“This is part of our long term approach to accessibility in gaming,” said Bryce Johnson, Microsoft’s inclusive lead in product research and accessibility, who’s in charge of ensuring all Microsoft devices are designed for inclusiveness. “We worked with the community to ensure we were building the right product. It’s now part of the ecosystem of our family of devices.”
The Xbox Adaptive Controller is a white rectangular box that acts as a hub for the switches, buttons, controllers, and pedals that disabled gamers tend to favour over traditional controllers. It has a couple of programmable saucer-sized buttons assigned by default to the A- and B-buttons of a traditional controller, along with a large d-pad. But the rest of the controls found on a standard Xbox controller are given over to a row of 3.5mm jacks at the back – one for each individual controller input, from triggers to menu buttons. This allows disabled players to map specific controls to a device of their choosing, facilitating literally thousands of device combinations so that they can easily create an interface that lets them play games the way they were meant to be played, with no physical disadvantage.
For example, I watched as Romney connected a Wii-style nunchuk controller with one thumbstick to one of the control stick jacks and a pair of pedals to the trigger ports. Then he hopped into the racing game Forza Horizon 3 and began playing one-handed just as well as anyone I’d seen using a traditional controller.
What’s more, the Xbox Adaptive Controller is designed for true plug-and-play efficiency. Players can reorganize their switches, pedals, buttons, and other inputs however and whenever they like simply by unplugging from one port and plugging into another, without even stopping to pause their game. They can also create multiple control profiles so that they can seamlessly switch activities within a game – like, say, going from running and exploring the world to stopping to fish at a lake – without needing to reorganize their peripherals. This ease of use is handy not just for disabled gamers, but also for the people who care for them, who might not be players themselves.
Evelyn Thomas, the accessibility program manager for Xbox, and one of the controller’s masterminds, said that the multi-year design and manufacture of the Xbox Adaptive Controller forced her and her team – who were confident of their understanding of interface design thanks to 15 years spent working on Microsoft’s acclaimed Xbox controller – to “move from a know-it-all mindset to a learn-it-all mindset” as they figured out how to design a device that caters to gaming’s outliers.
For example, the big A- and B-buttons on their first manufactured prototype couldn’t survive forceful interactions with feet or elbows, so they re-engineered their mechanics to improve durability and responsiveness. And the 3.5mm jacks – a standard used because it’s compatible with the vast array of discrete switches and inputs many disabled gamers already own – have been given little troughs directly above each port to help guide wired plugs held by less nimble fingers into their respective holes. Plus, a series of screw holes on the back make it easy to attach the controller to a variety of mounts and stands to ensure comfort for players using it for extended periods.

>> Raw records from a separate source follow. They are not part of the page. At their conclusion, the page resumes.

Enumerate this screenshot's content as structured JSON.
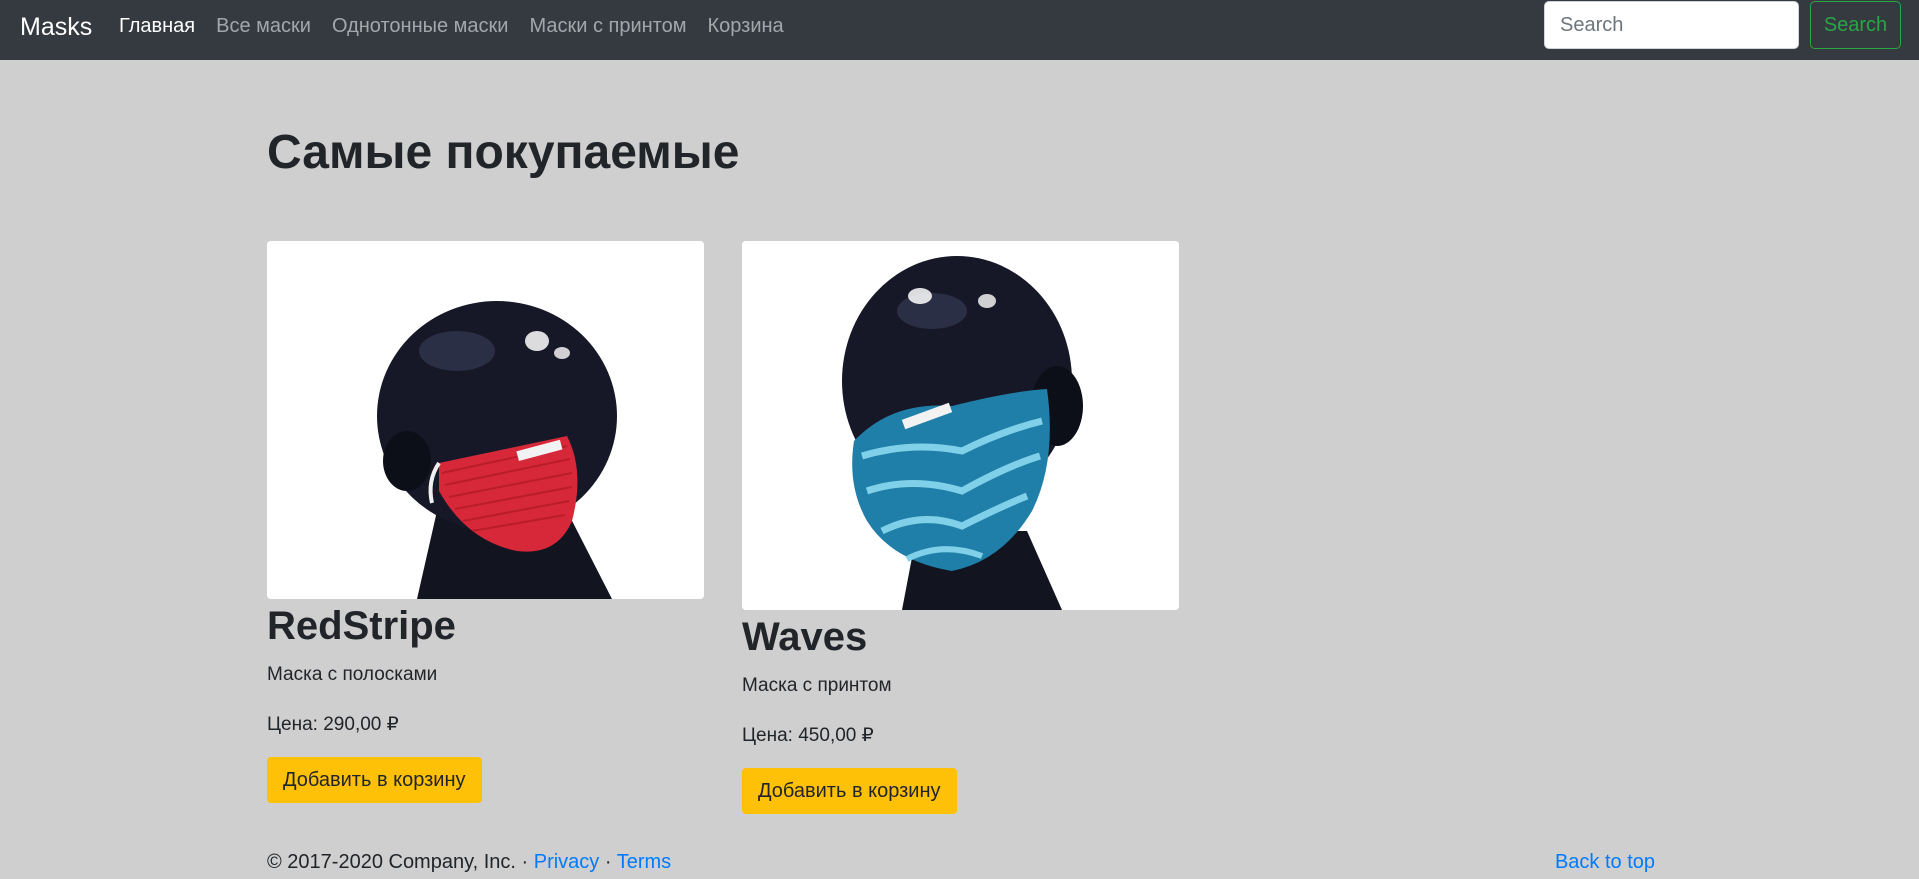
{
  "navbar": {
    "brand": "Masks",
    "links": [
      {
        "label": "Главная",
        "active": true
      },
      {
        "label": "Все маски",
        "active": false
      },
      {
        "label": "Однотонные маски",
        "active": false
      },
      {
        "label": "Маски с принтом",
        "active": false
      },
      {
        "label": "Корзина",
        "active": false
      }
    ],
    "search_placeholder": "Search",
    "search_button": "Search"
  },
  "main": {
    "title": "Самые покупаемые",
    "products": [
      {
        "name": "RedStripe",
        "description": "Маска с полосками",
        "price": "Цена: 290,00 ₽",
        "button": "Добавить в корзину",
        "mask_color": "#d7283a"
      },
      {
        "name": "Waves",
        "description": "Маска с принтом",
        "price": "Цена: 450,00 ₽",
        "button": "Добавить в корзину",
        "mask_color": "#1f7fa8"
      }
    ]
  },
  "footer": {
    "copyright": "© 2017-2020 Company, Inc. · ",
    "privacy": "Privacy",
    "separator": " · ",
    "terms": "Terms",
    "back_to_top": "Back to top"
  },
  "colors": {
    "navbar_bg": "#343a40",
    "page_bg": "#cfcfcf",
    "accent_yellow": "#ffc107",
    "search_green": "#28a745",
    "link_blue": "#007bff"
  }
}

Romney, however, seems less interested in the details of the hardware and more interested in what it allows him and other disabled players to do, which is get back in the game.
“It’s not about the controller,” he said. “It’s about the player, the people. It eliminates the barrier between the gamer and game.”